§ **About this exercise**
Nothing but a number is expected: the count of lines in the data below that include "label".

Stored records:
=======

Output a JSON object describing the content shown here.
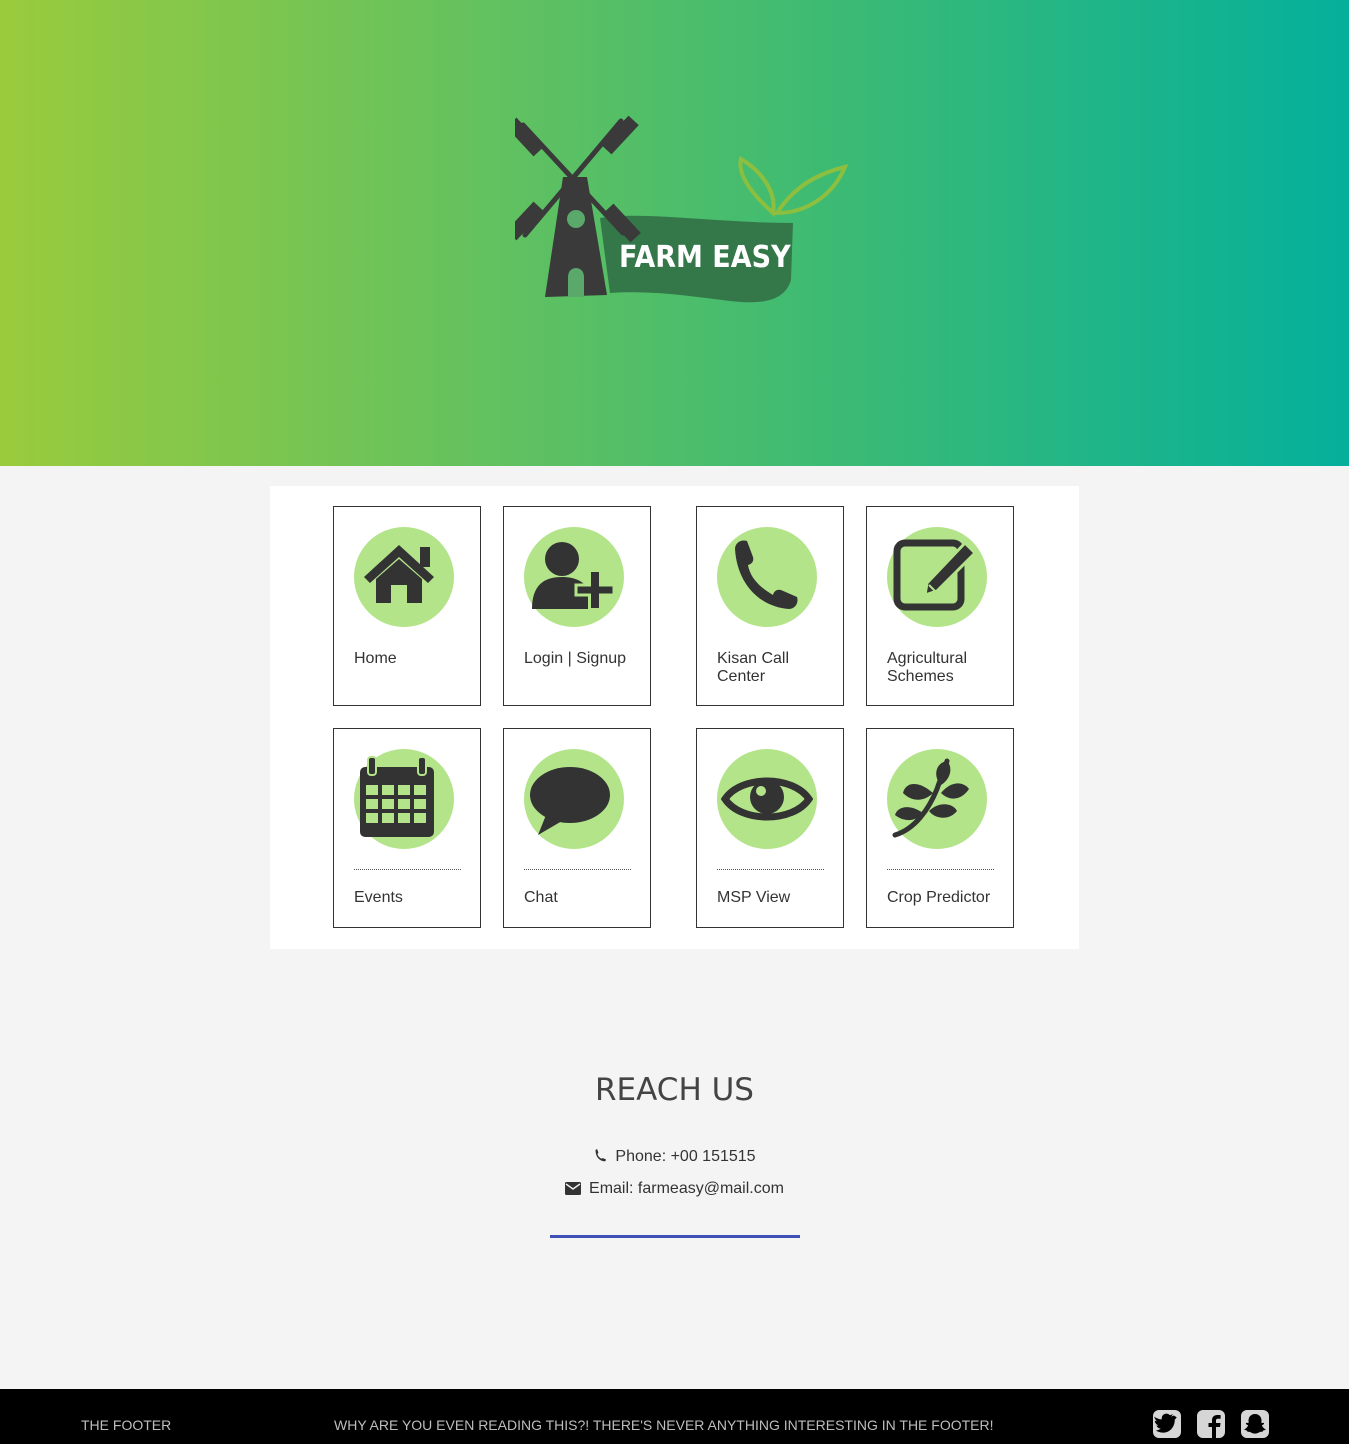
{
  "brand": {
    "name": "FARM EASY"
  },
  "colors": {
    "accent_circle": "#b3e48a",
    "icon": "#333333",
    "divider": "#3f51b5",
    "footer_bg": "#000000"
  },
  "menu": {
    "items": [
      {
        "label": "Home",
        "icon": "home-icon"
      },
      {
        "label": "Login | Signup",
        "icon": "add-user-icon"
      },
      {
        "label": "Kisan Call Center",
        "icon": "phone-icon"
      },
      {
        "label": "Agricultural Schemes",
        "icon": "edit-icon"
      },
      {
        "label": "Events",
        "icon": "calendar-icon"
      },
      {
        "label": "Chat",
        "icon": "chat-bubble-icon"
      },
      {
        "label": "MSP View",
        "icon": "eye-icon"
      },
      {
        "label": "Crop Predictor",
        "icon": "leaf-icon"
      }
    ]
  },
  "reach": {
    "title": "REACH US",
    "phone": "Phone: +00 151515",
    "email": "Email: farmeasy@mail.com"
  },
  "footer": {
    "left": "THE FOOTER",
    "message": "WHY ARE YOU EVEN READING THIS?! THERE'S NEVER ANYTHING INTERESTING IN THE FOOTER!",
    "social": [
      "twitter-icon",
      "facebook-icon",
      "snapchat-icon"
    ]
  }
}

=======

§ **Solution**
8